5. Law reform processes and participation opportunities
A wide range of factors influence the ability of people to participate in law reform, with many arising from how law reform occurs. As described in the previous chapters, there is no single standard law reform process. Instead, these processes appear to vary in terms of timing and timeframe, the stage of the law reform cycle, and the institutions and stakeholders involved. The way any one instance of law reform unfolds affects public or stakeholder participation opportunities.
In this chapter we draw on interviews with informants involved in our case studies to explore the factors which influence how issues become the subject of, and progress through, a law reform process, with a particular focus on how these factors affect participation opportunities.

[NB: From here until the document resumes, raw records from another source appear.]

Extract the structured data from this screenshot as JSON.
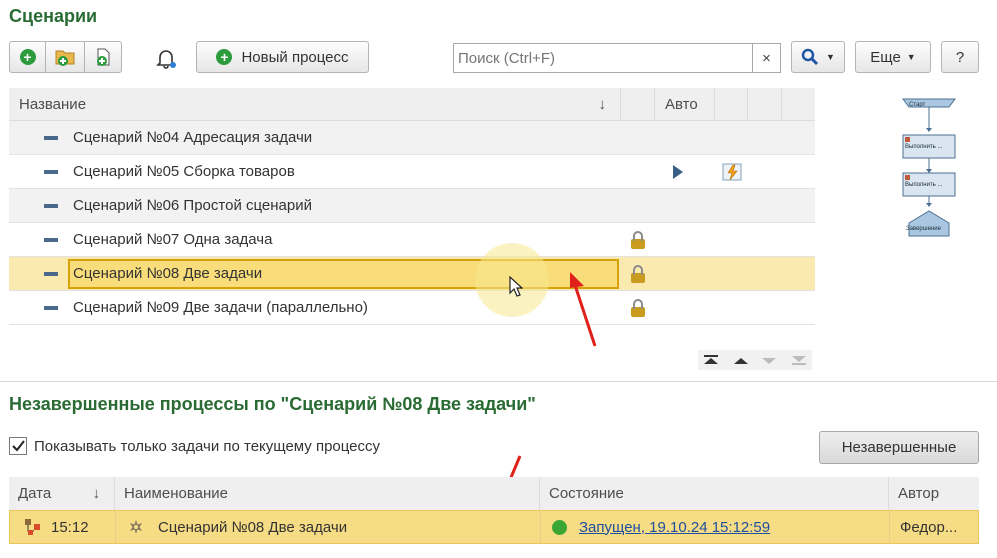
{
  "header": {
    "title": "Сценарии"
  },
  "toolbar": {
    "new_process_label": "Новый процесс",
    "search_placeholder": "Поиск (Ctrl+F)",
    "clear_label": "×",
    "more_label": "Еще",
    "help_label": "?"
  },
  "scenarios_table": {
    "columns": {
      "name": "Название",
      "sort": "↓",
      "auto": "Авто"
    },
    "rows": [
      {
        "name": "Сценарий №04 Адресация задачи"
      },
      {
        "name": "Сценарий №05 Сборка товаров"
      },
      {
        "name": "Сценарий №06 Простой сценарий"
      },
      {
        "name": "Сценарий №07 Одна задача"
      },
      {
        "name": "Сценарий №08 Две задачи"
      },
      {
        "name": "Сценарий №09 Две задачи (параллельно)"
      }
    ]
  },
  "flowchart": {
    "start": "Старт",
    "step1": "Выполнить ...",
    "step2": "Выполнить ...",
    "end": "Завершение"
  },
  "processes": {
    "title": "Незавершенные процессы по \"Сценарий №08 Две задачи\"",
    "checkbox_label": "Показывать только задачи по текущему процессу",
    "checkbox_checked": true,
    "filter_button": "Незавершенные",
    "columns": {
      "date": "Дата",
      "sort": "↓",
      "name": "Наименование",
      "state": "Состояние",
      "author": "Автор"
    },
    "rows": [
      {
        "date": "15:12",
        "name": "Сценарий №08 Две задачи",
        "state": "Запущен, 19.10.24 15:12:59",
        "author": "Федор..."
      }
    ]
  },
  "colors": {
    "accent_green": "#2a6b34",
    "selection": "#fbeab0",
    "arrow_red": "#e0201b"
  }
}
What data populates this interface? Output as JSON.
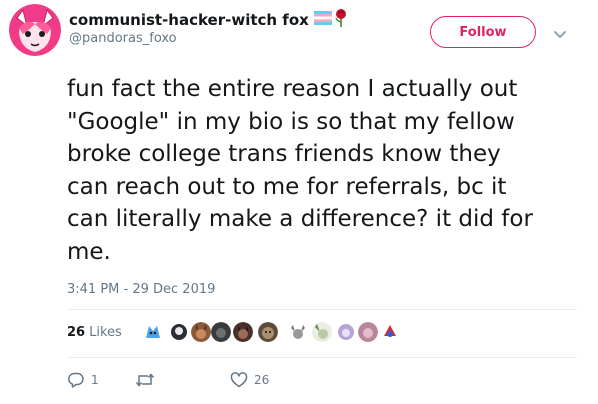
{
  "author": {
    "display_name": "communist-hacker-witch fox",
    "handle": "@pandoras_foxo",
    "name_emojis": [
      "transgender-flag-icon",
      "rose-icon"
    ]
  },
  "follow_button": {
    "label": "Follow"
  },
  "tweet": {
    "text": "fun fact the entire reason I actually out\n\"Google\" in my bio is so that my fellow\nbroke college trans friends know they\ncan reach out to me for referrals, bc it\ncan literally make a difference? it did for\nme.",
    "timestamp": "3:41 PM - 29 Dec 2019"
  },
  "stats": {
    "likes_count": "26",
    "likes_label": "Likes",
    "liker_avatars": 10
  },
  "actions": {
    "reply_count": "1",
    "retweet_count": "",
    "like_count": "26"
  },
  "colors": {
    "follow_accent": "#e0245e",
    "secondary_text": "#657786",
    "divider": "#e6ecf0",
    "primary_text": "#14171a"
  }
}
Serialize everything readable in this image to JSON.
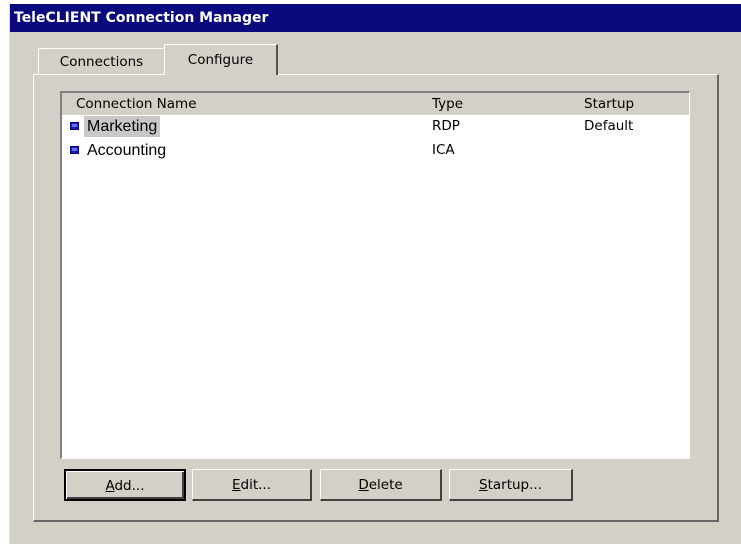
{
  "window": {
    "title": "TeleCLIENT Connection Manager"
  },
  "tabs": [
    {
      "label": "Connections",
      "active": false
    },
    {
      "label": "Configure",
      "active": true
    }
  ],
  "list": {
    "columns": [
      "Connection Name",
      "Type",
      "Startup"
    ],
    "rows": [
      {
        "name": "Marketing",
        "type": "RDP",
        "startup": "Default",
        "selected": true,
        "icon": "connection-icon"
      },
      {
        "name": "Accounting",
        "type": "ICA",
        "startup": "",
        "selected": false,
        "icon": "connection-icon"
      }
    ]
  },
  "buttons": {
    "add": {
      "mnemonic": "A",
      "rest": "dd..."
    },
    "edit": {
      "mnemonic": "E",
      "rest": "dit..."
    },
    "delete": {
      "mnemonic": "D",
      "rest": "elete"
    },
    "startup": {
      "mnemonic": "S",
      "rest": "tartup..."
    }
  },
  "colors": {
    "titlebar": "#0a0a7e",
    "face": "#d4d0c8",
    "selection": "#c8c8c8"
  }
}
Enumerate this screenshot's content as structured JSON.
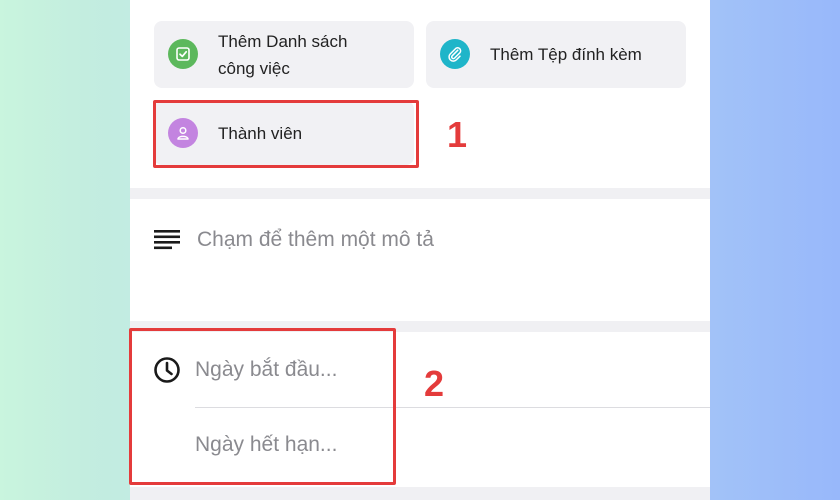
{
  "actions": {
    "checklist": {
      "line1": "Thêm Danh sách",
      "line2": "công việc",
      "icon": "checklist-icon",
      "color": "#5cb85c"
    },
    "attachment": {
      "label": "Thêm Tệp đính kèm",
      "icon": "paperclip-icon",
      "color": "#1fb5c9"
    },
    "members": {
      "label": "Thành viên",
      "icon": "person-icon",
      "color": "#c384e0"
    }
  },
  "description": {
    "placeholder": "Chạm để thêm một mô tả",
    "icon": "text-lines-icon"
  },
  "dates": {
    "icon": "clock-icon",
    "start_placeholder": "Ngày bắt đầu...",
    "due_placeholder": "Ngày hết hạn..."
  },
  "annotations": {
    "first": "1",
    "second": "2",
    "color": "#e43b3b"
  }
}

We start by exploring two key and overriding themes which informants identified:
- executive dominance in law reform and
- the broader political context.
As a consequence of these overriding influences, there are features of law reform which significantly affect participation opportunities:
- timing and timeframes of law reform
- the unpredictable nature of law reform processes and
- the volume of law-making.
We explore each of these features in turn, and conclude this chapter by exploring the consultation practices routinely undertaken in law reform.